Currently, the Imperial Household Agency keeps eight tiaras, including one used by Crown Prince Akishino's daughter Mako, who left the Imperial family after marrying in October.

Artisan filled with pride

An atelier in Tokyo regularly produces tiaras for female members of the Imperial family. The process these days involves all manner of digital technologies, such as computer-aided design and 3D printers.

Each tiara can comprise as many as 100 individual pieces, and they are hand-finished by master craftsmen, including Tejika Masahiro. He says producing a single tiara can take up to 18 months.

It’s painstaking work, but he couldn’t be more proud. “It’s truly an honor to be involved in the production of tiaras for the Imperial family,” he says. “I make them with a special feeling. When I see a princess wearing one, I feel blessed to be a craftsman like me, and glad that I do what I do.”

Move toward Western ways

Tiaras in the Imperial family date back to the late 1860s. At the time, Japan was adopting Western cultures, including clothing and certain forms of etiquette, in an attempt to achieve diplomatic parity.

In fact, the first tiara produced at that time exists to this day. In 2019, Empress Masako wore it during the procession to mark the enthronement of Emperor Naruhito.

Princess Aiko’s coming of age ceremony isn’t the only official event in which tiaras have been eschewed because of the pandemic. They were absent from the most recent New Year celebrations, again out of consideration for the situation.

Tiaras ‘part of protocol’

Spending public money on expensive tiaras is not without its critics, but Aoki Junko, an expert on royal fashion, insists they are a necessary part of formal protocol. “I think it’s important for female members of the Imperial family to wear tiaras,” she says. “They are part of the rules of courtesy between countries.”

Nishimura Yasuhiko, the Grand Steward of the Imperial Household Agency, shares similar sentiments. At a news conference in November, he said tiaras are necessary for ceremonies, and that producing them is not wasteful. As for Princess Aiko, he said: “In light of the coronavirus situation, the government decided not to use state funds after consulting with the Emperor and Empress. The government will consider the matter again in the future.”
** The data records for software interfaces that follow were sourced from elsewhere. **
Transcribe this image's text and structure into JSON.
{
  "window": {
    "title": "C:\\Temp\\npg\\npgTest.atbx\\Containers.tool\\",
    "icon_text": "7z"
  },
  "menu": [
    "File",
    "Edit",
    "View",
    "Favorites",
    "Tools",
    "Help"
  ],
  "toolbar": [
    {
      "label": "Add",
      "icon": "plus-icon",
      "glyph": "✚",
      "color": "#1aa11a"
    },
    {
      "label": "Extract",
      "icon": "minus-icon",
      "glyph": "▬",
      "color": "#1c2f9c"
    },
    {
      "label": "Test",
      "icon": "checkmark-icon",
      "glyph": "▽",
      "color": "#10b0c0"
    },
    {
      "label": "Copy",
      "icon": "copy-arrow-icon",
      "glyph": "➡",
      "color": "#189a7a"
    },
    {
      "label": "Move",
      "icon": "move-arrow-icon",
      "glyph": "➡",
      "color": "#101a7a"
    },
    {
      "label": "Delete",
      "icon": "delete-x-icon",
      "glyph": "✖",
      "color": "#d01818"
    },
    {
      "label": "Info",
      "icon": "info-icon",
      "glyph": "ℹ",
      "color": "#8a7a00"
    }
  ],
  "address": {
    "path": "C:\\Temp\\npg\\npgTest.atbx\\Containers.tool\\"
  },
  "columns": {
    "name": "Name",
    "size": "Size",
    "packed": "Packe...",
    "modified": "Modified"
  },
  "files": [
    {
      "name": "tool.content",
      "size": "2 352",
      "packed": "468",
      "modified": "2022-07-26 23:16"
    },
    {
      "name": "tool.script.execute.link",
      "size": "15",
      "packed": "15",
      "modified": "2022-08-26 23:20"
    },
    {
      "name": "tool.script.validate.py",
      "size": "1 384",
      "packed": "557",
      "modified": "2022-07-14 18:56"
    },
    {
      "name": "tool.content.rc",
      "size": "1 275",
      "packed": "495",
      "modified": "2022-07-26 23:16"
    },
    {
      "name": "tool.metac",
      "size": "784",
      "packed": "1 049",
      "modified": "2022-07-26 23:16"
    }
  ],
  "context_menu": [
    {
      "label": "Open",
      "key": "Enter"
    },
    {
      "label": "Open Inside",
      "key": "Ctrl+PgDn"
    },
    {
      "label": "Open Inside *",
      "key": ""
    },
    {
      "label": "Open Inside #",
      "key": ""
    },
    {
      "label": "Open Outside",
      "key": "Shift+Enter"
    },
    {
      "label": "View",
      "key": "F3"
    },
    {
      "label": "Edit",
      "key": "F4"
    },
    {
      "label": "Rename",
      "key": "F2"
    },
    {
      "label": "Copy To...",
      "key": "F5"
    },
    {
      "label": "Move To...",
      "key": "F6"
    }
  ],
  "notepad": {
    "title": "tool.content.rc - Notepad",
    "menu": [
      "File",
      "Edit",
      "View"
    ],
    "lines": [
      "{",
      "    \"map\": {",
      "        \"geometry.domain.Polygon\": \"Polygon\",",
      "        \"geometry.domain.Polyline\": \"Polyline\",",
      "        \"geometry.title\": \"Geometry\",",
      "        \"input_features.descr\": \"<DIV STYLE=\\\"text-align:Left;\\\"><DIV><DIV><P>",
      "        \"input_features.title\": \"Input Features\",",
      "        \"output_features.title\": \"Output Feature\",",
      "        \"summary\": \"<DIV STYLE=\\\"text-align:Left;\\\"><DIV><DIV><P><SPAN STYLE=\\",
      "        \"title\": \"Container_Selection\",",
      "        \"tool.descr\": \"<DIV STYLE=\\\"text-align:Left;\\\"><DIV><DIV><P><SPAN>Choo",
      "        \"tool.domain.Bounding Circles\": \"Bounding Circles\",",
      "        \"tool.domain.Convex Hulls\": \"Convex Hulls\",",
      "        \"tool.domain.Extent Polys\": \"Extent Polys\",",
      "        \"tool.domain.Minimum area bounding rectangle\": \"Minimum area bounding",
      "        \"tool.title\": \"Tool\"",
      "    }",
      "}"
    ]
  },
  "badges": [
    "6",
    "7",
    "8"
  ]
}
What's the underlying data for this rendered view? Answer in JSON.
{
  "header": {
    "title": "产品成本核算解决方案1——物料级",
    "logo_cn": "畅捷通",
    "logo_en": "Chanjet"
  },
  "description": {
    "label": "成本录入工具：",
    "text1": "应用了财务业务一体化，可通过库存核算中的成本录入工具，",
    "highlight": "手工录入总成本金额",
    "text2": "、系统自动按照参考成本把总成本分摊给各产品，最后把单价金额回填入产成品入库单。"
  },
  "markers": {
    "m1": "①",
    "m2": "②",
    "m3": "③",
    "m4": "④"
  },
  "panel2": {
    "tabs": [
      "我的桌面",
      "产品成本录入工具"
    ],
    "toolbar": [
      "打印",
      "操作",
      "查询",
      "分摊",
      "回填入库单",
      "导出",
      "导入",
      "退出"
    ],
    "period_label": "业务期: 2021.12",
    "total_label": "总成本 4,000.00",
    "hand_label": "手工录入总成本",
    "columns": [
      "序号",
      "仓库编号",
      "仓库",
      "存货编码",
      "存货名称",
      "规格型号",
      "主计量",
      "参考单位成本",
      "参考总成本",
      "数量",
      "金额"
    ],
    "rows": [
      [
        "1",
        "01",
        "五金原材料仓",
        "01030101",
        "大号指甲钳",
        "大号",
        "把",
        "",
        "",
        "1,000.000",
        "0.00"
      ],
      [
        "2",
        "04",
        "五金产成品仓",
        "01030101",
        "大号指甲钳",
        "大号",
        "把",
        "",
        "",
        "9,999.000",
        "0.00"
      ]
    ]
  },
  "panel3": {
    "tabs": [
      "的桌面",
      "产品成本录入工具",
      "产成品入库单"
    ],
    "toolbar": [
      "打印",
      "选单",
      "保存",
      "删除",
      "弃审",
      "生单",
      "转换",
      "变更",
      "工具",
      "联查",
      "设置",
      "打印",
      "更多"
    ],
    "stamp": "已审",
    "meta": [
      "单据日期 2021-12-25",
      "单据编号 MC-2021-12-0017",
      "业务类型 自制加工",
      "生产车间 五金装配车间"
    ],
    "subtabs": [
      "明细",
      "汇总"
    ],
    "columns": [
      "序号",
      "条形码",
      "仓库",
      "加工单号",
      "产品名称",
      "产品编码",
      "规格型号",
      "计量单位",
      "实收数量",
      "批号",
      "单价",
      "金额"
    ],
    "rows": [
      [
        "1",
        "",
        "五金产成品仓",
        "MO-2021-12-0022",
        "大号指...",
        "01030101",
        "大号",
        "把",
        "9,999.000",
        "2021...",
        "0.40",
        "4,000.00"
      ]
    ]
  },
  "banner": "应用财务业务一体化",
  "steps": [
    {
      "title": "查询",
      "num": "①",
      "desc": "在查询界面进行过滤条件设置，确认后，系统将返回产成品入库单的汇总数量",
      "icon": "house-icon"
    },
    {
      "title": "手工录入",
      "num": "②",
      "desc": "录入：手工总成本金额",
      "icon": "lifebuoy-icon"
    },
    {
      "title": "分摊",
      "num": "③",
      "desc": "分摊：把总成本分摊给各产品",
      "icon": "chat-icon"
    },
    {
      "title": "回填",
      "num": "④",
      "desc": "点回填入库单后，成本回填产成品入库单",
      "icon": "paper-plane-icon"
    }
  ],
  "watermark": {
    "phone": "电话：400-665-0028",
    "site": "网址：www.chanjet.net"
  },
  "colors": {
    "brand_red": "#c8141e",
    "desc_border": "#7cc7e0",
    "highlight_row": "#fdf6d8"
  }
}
Regardless of the fact that her tiara was borrowed, Princess Aiko beamed with pride when appearing in front of reporters after the ceremony. In a statement, she vowed to serve others while working to be her “best self.” In a sense, the Imperial family’s newest adult is proving that the right mindset is even more valuable — and always worth passing on to future generations.